WHAT THIS TASK INVOLVES: Scan the records for the word "Radio". Return each line where it is found.

INPUT:
....

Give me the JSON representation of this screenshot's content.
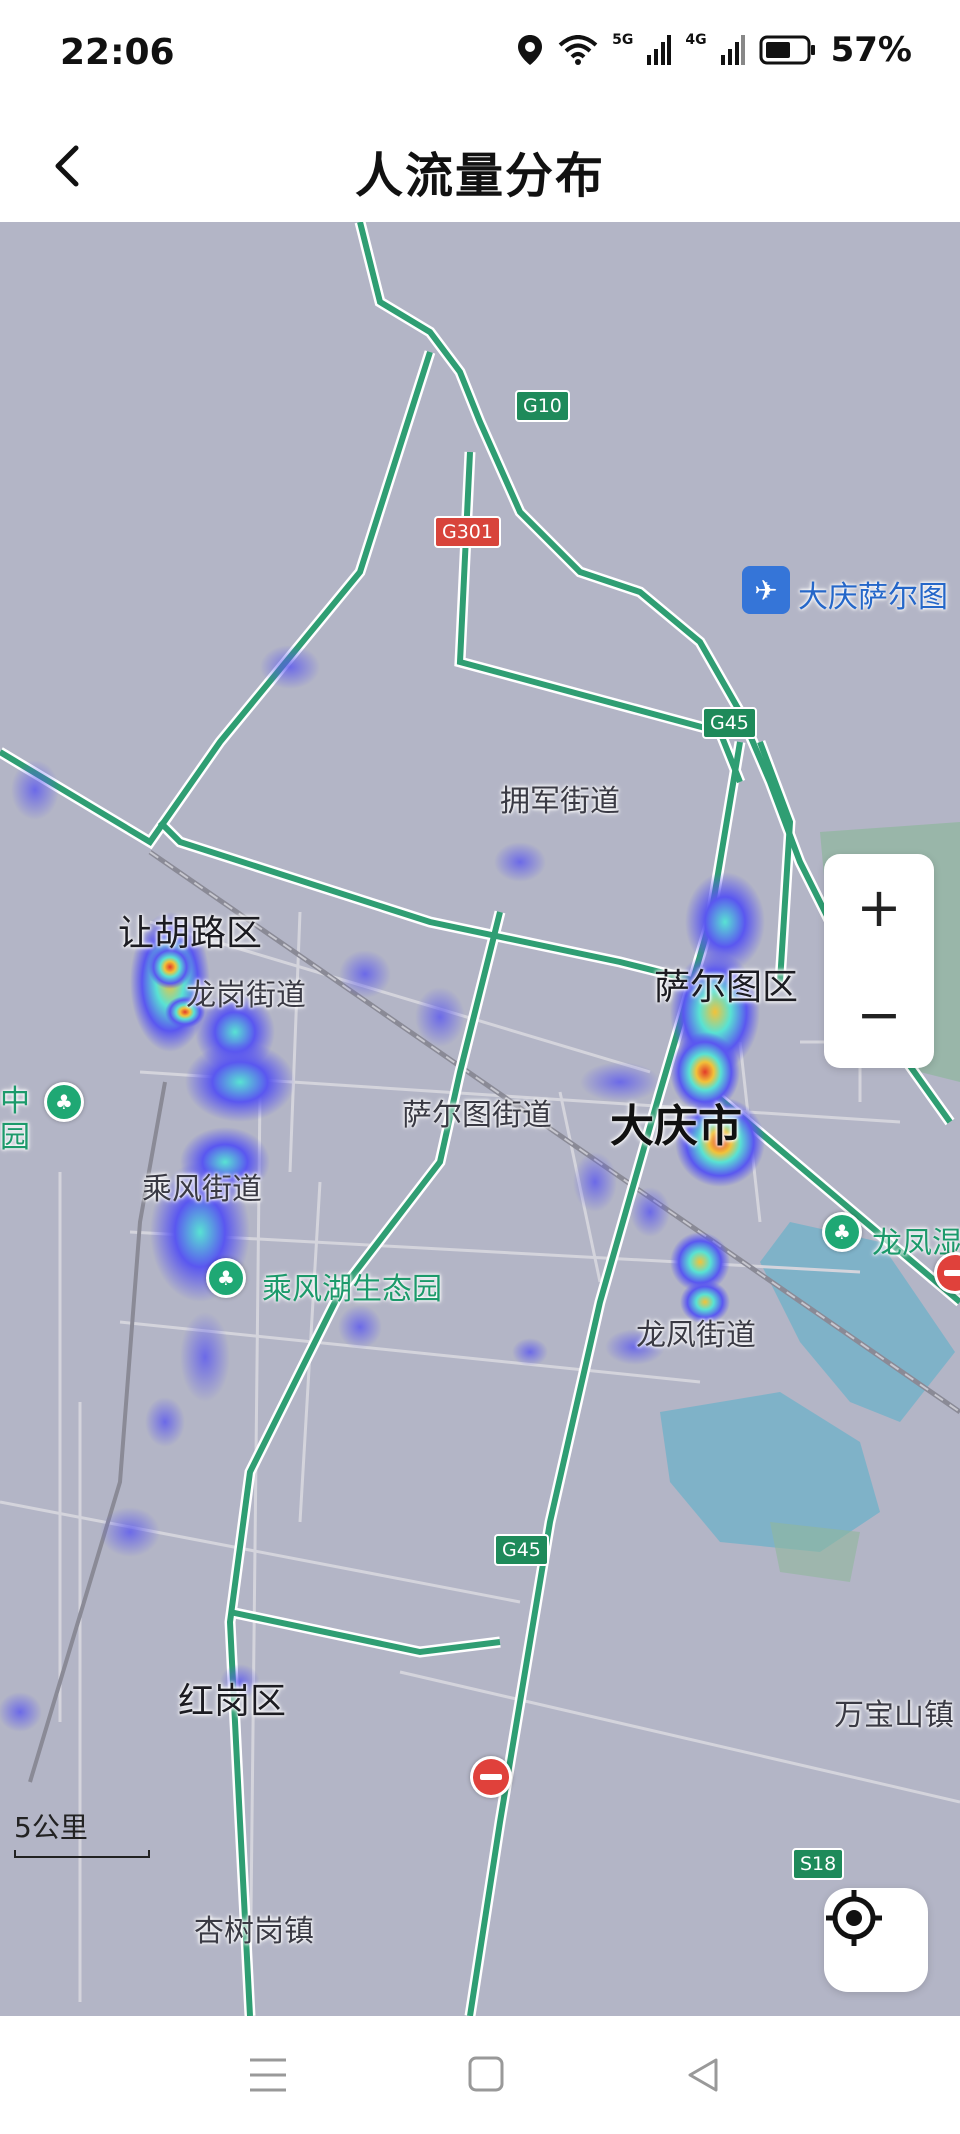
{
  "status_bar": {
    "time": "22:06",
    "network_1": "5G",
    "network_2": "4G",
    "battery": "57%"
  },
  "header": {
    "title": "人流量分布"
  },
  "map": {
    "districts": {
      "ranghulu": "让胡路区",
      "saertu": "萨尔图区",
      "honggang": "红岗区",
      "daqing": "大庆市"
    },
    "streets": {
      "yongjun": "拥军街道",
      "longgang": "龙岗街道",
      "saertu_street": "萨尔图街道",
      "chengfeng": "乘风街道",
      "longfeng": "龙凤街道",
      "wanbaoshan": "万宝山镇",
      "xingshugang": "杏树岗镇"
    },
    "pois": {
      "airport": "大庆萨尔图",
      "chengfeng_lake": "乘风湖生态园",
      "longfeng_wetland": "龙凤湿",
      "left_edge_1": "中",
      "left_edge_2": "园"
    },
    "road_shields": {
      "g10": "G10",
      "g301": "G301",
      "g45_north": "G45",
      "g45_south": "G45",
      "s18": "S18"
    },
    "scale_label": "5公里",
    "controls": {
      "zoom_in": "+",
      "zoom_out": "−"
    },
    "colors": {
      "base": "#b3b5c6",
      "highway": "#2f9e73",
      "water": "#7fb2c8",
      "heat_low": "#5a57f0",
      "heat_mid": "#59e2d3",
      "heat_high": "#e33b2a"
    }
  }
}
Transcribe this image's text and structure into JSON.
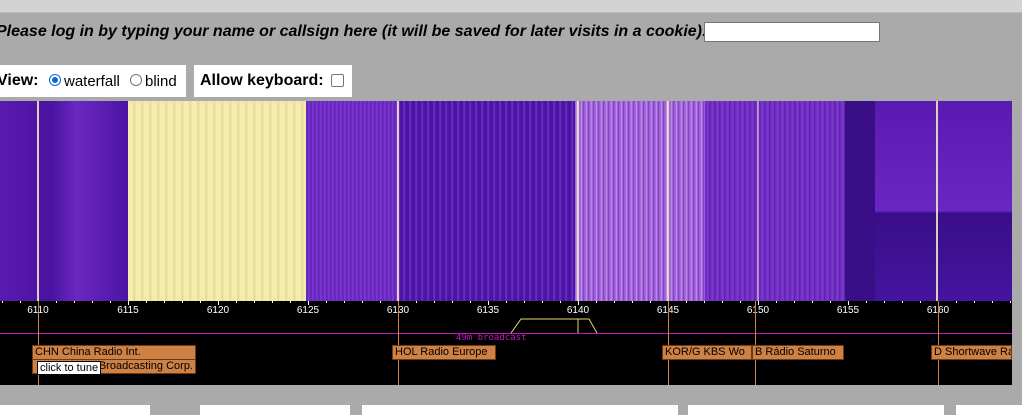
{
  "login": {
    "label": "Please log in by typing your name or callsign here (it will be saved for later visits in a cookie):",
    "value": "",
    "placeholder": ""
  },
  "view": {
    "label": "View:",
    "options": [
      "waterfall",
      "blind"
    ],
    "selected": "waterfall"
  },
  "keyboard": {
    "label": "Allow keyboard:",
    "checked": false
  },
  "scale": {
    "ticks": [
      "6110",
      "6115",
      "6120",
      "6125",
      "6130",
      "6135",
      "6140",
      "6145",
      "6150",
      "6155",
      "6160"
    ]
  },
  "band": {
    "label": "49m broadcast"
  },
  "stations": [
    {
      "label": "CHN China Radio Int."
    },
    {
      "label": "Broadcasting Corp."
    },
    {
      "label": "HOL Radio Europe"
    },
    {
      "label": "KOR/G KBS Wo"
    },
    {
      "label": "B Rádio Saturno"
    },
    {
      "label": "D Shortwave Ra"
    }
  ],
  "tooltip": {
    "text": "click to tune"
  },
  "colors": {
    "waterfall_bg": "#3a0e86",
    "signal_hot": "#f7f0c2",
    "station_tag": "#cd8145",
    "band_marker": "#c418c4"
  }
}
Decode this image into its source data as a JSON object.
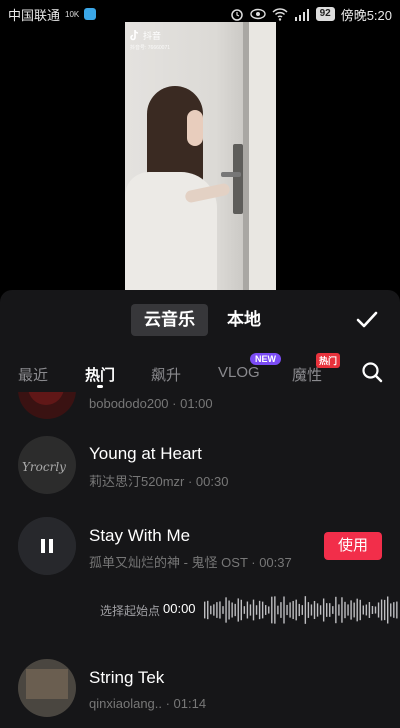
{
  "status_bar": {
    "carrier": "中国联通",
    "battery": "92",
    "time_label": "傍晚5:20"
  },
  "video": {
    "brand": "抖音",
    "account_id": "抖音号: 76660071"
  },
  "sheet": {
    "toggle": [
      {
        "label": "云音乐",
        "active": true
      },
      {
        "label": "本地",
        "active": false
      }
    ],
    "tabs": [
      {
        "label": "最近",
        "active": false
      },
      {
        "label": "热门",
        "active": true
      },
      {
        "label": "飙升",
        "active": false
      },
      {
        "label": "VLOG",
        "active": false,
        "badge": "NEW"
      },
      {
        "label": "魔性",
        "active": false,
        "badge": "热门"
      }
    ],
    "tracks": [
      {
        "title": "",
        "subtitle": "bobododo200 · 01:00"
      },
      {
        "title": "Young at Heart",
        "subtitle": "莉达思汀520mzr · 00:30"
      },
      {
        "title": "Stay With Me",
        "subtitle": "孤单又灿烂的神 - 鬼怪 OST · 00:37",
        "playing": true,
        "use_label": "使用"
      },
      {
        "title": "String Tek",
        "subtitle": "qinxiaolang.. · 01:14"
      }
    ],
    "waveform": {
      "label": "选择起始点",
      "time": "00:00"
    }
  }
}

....

RESPONSE BOX:
      "label": "CHN China Radio Int."
      "label": "HOL Radio Europe"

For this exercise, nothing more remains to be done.